Arman Ali Ghodsinia stood proud before thousands of graduates at the University of the Philippines-Diliman on Sunday to declare that he is a “living proof” that members of minority groups can also excel on a platform of “equality and mutual respect.”
Ghodsinia, a BS Molecular Biology and Biotechnology summa cum laude, urged his fellow graduates not to forget other Filipinos facing a major threat in Mindanao.
“Here I am standing in front of you today as a living proof that members of minorities like us, Maranaos, can also do well and contribute effectively to the societal growth, if given the same opportunities and rights like many other Filipinos,” he said in his valedictory speech.
Ghodsinia’s mother hails from one of the four royal houses in Lanao del Sur. His older sister, Farah, also graduated with honors from UP.
“We, members of the Filipino minority, are your brothers and sisters too. And on an equal platform and mutual respect, we can all work together towards a stronger and more united Philippines. I believe that one of the ways of achieving this is by improving our educational system and curriculum,” he said at the 106th commencement exercises of the state-run university. “We call for a truly inclusive education that strengthens the collective ties of our nation.”
This year’s commencement theme was “Pagmamalasakit: Empathy and caring for one another.”
Ghodsinia’s valedictory address comes after more than a month of fighting in Marawi City between government troops and the IS-linked Maute Group.
“The lives of our fellow Filipinos, both Muslims and Christians have been put at risk. Many of our brothers and sisters have been forced to run for their lives… once again, the road to sustainable peace is blocked,” he said.
Ghodsinia shared to his fellow Iskos and Iskas (male and female scholars) how his mother, Mariam Alonto Ali, witnessed her own mother and younger brother’s death due to a sickness that could have been cured had they enough money to pay for the medication.
“It is painful to live in a society where people seem to be left behind and forgotten because they do not have enough money,” he said.
Ghodsinia said his mother spent a portion of her life in the province.
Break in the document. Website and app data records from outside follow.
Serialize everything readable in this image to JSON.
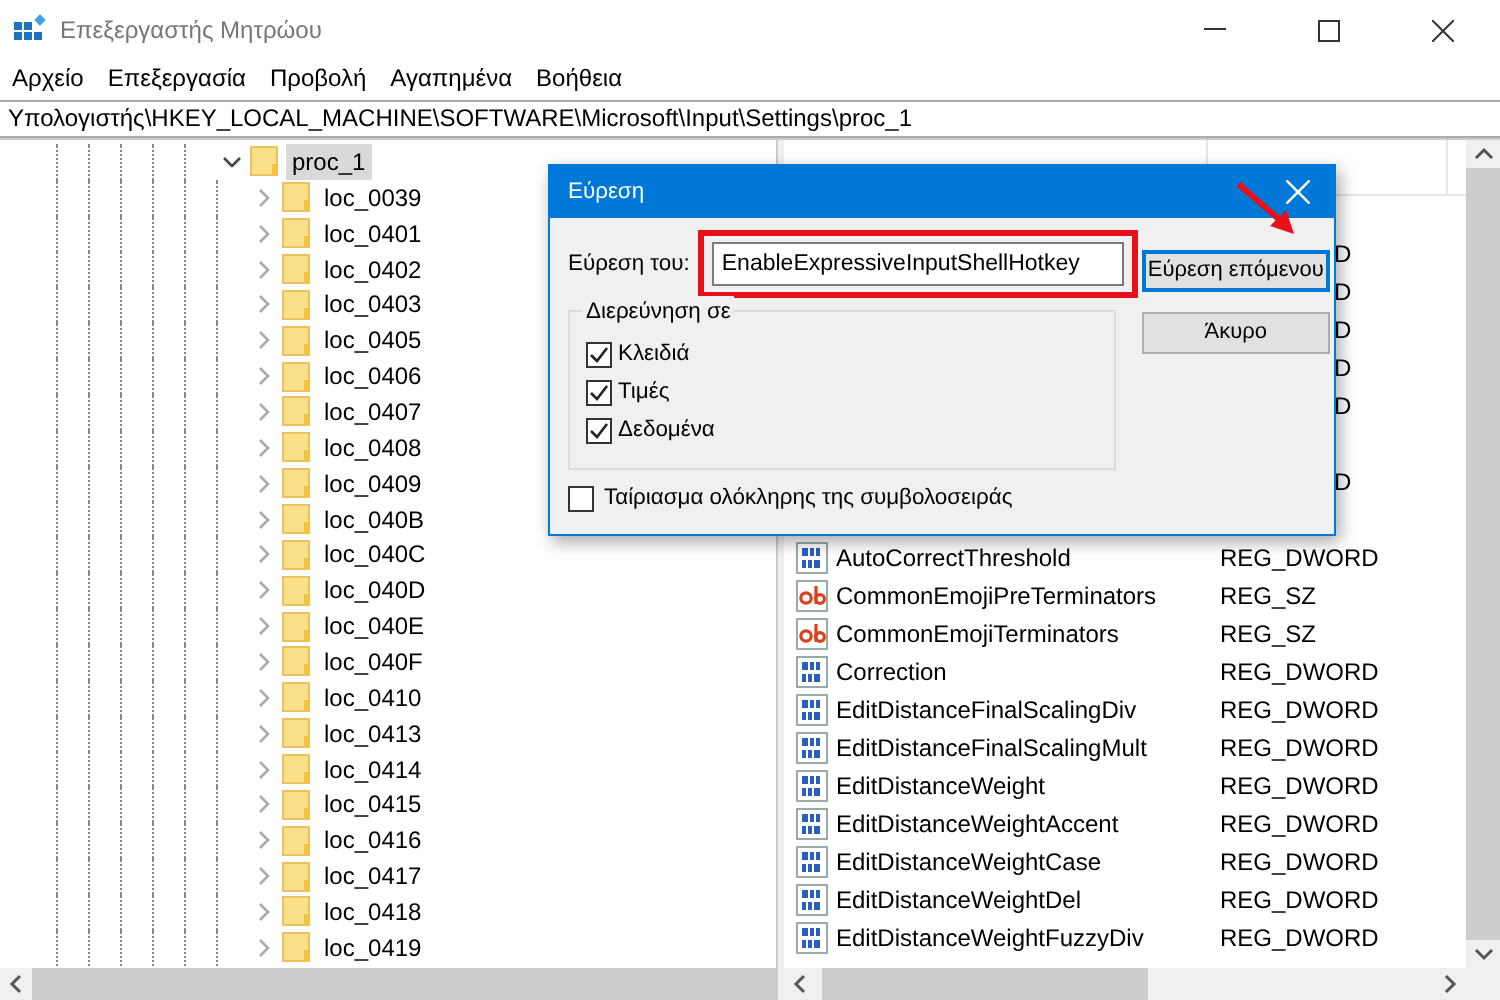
{
  "window": {
    "title": "Επεξεργαστής Μητρώου"
  },
  "menu": [
    "Αρχείο",
    "Επεξεργασία",
    "Προβολή",
    "Αγαπημένα",
    "Βοήθεια"
  ],
  "address": "Υπολογιστής\\HKEY_LOCAL_MACHINE\\SOFTWARE\\Microsoft\\Input\\Settings\\proc_1",
  "tree": [
    {
      "label": "proc_1",
      "expanded": true,
      "selected": true,
      "children": [
        {
          "label": "loc_0039",
          "expanded": false,
          "selected": false
        },
        {
          "label": "loc_0401",
          "expanded": false,
          "selected": false
        },
        {
          "label": "loc_0402",
          "expanded": false,
          "selected": false
        },
        {
          "label": "loc_0403",
          "expanded": false,
          "selected": false
        },
        {
          "label": "loc_0405",
          "expanded": false,
          "selected": false
        },
        {
          "label": "loc_0406",
          "expanded": false,
          "selected": false
        },
        {
          "label": "loc_0407",
          "expanded": false,
          "selected": false
        },
        {
          "label": "loc_0408",
          "expanded": false,
          "selected": false
        },
        {
          "label": "loc_0409",
          "expanded": false,
          "selected": false
        },
        {
          "label": "loc_040B",
          "expanded": false,
          "selected": false
        },
        {
          "label": "loc_040C",
          "expanded": false,
          "selected": false
        },
        {
          "label": "loc_040D",
          "expanded": false,
          "selected": false
        },
        {
          "label": "loc_040E",
          "expanded": false,
          "selected": false
        },
        {
          "label": "loc_040F",
          "expanded": false,
          "selected": false
        },
        {
          "label": "loc_0410",
          "expanded": false,
          "selected": false
        },
        {
          "label": "loc_0413",
          "expanded": false,
          "selected": false
        },
        {
          "label": "loc_0414",
          "expanded": false,
          "selected": false
        },
        {
          "label": "loc_0415",
          "expanded": false,
          "selected": false
        },
        {
          "label": "loc_0416",
          "expanded": false,
          "selected": false
        },
        {
          "label": "loc_0417",
          "expanded": false,
          "selected": false
        },
        {
          "label": "loc_0418",
          "expanded": false,
          "selected": false
        },
        {
          "label": "loc_0419",
          "expanded": false,
          "selected": false
        }
      ]
    }
  ],
  "covered_rows": [
    {
      "kind": "blank"
    },
    {
      "kind": "tail",
      "type_tail": "D"
    },
    {
      "kind": "tail",
      "type_tail": "D"
    },
    {
      "kind": "tail",
      "type_tail": "D"
    },
    {
      "kind": "tail",
      "type_tail": "D"
    },
    {
      "kind": "tail",
      "type_tail": "D"
    },
    {
      "kind": "blank"
    },
    {
      "kind": "tail",
      "type_tail": "D"
    },
    {
      "kind": "blank"
    }
  ],
  "values": [
    {
      "kind": "dword",
      "name": "AutoCorrectThreshold",
      "type": "REG_DWORD"
    },
    {
      "kind": "sz",
      "name": "CommonEmojiPreTerminators",
      "type": "REG_SZ"
    },
    {
      "kind": "sz",
      "name": "CommonEmojiTerminators",
      "type": "REG_SZ"
    },
    {
      "kind": "dword",
      "name": "Correction",
      "type": "REG_DWORD"
    },
    {
      "kind": "dword",
      "name": "EditDistanceFinalScalingDiv",
      "type": "REG_DWORD"
    },
    {
      "kind": "dword",
      "name": "EditDistanceFinalScalingMult",
      "type": "REG_DWORD"
    },
    {
      "kind": "dword",
      "name": "EditDistanceWeight",
      "type": "REG_DWORD"
    },
    {
      "kind": "dword",
      "name": "EditDistanceWeightAccent",
      "type": "REG_DWORD"
    },
    {
      "kind": "dword",
      "name": "EditDistanceWeightCase",
      "type": "REG_DWORD"
    },
    {
      "kind": "dword",
      "name": "EditDistanceWeightDel",
      "type": "REG_DWORD"
    },
    {
      "kind": "dword",
      "name": "EditDistanceWeightFuzzyDiv",
      "type": "REG_DWORD"
    }
  ],
  "dialog": {
    "title": "Εύρεση",
    "find_label": "Εύρεση του:",
    "find_value": "EnableExpressiveInputShellHotkey",
    "find_next": "Εύρεση επόμενου",
    "cancel": "Άκυρο",
    "group_label": "Διερεύνηση σε",
    "options": [
      {
        "label": "Κλειδιά",
        "checked": true
      },
      {
        "label": "Τιμές",
        "checked": true
      },
      {
        "label": "Δεδομένα",
        "checked": true
      }
    ],
    "match_whole": {
      "label": "Ταίριασμα ολόκληρης της συμβολοσειράς",
      "checked": false
    }
  }
}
She decided to transfer to Metro Manila where she met his father, an Iranian.
Plans after graduation
Ghodsinia is set for an internship abroad to widen his involvement in his chosen profession, but he promised to return to the Philippines.
“I will return to the Philippines to give back to the nation… bilang iskolar ng bayan, may responsibilidad sila (students) na ibalik sa bayan yung pinag-aralan nila (as a scholar of the country, these students have a responsibility to give back what they’ve learned),” he said.
“We have diverse backgrounds, we have our own problems, but we as graduates of this university, have the responsibility to give back to the Philippines especially now that we are in a crisis,” he added.
Ghodsinia admitted that he was affected by the crisis in Marawi City since some of his relatives used to live there. However, the tragedy served as an inspiration in writing his speech, which allowed him to pay tribute to his family.
Ghodsinia said he and his family were planning to visit Marawi City once the situation there improves.
His mother said she knew that her son would graduate with top honors because he was diligent and was always focused in his studies.
“Malaki na yung kutob ko bago pa sya pumasok sa UP, kaya nya maging summa cum laude dahil nakikita ko sa kanya na masipag sya. Sinasabi ko lagi sa kanya na gawin mo ‘to, gawin mo ‘yan kasi nakikita ko na kaya nya (I had a strong feeling even before he enrolled in UP that he could become a summa cum laude because I saw how industrious he was. I always told him to do this and that because I could see that he could do it),” she told The Manila Times.
“Talagang seryoso ‘yan sa pag-aaral. Nakita ko na sa kanya na ganyan ang mangyayari sa kanya (He took his studies seriously. I knew that this moment will come). “What I wish for him, someday, ay sana magkaroon din sya ng pamilya, mga anak na gaya sa kanya (What I wish for him, someday, is for him to have his own family, and children like him.)
When asked about his preparations for his speech, Ghodsinia said he repeatedly read his piece and even did a last-minute editing.
“Nakakakaba (I was nervous) but I tried to be calm and be sincere as I could since minsan lang ito (this happens only once),” he said.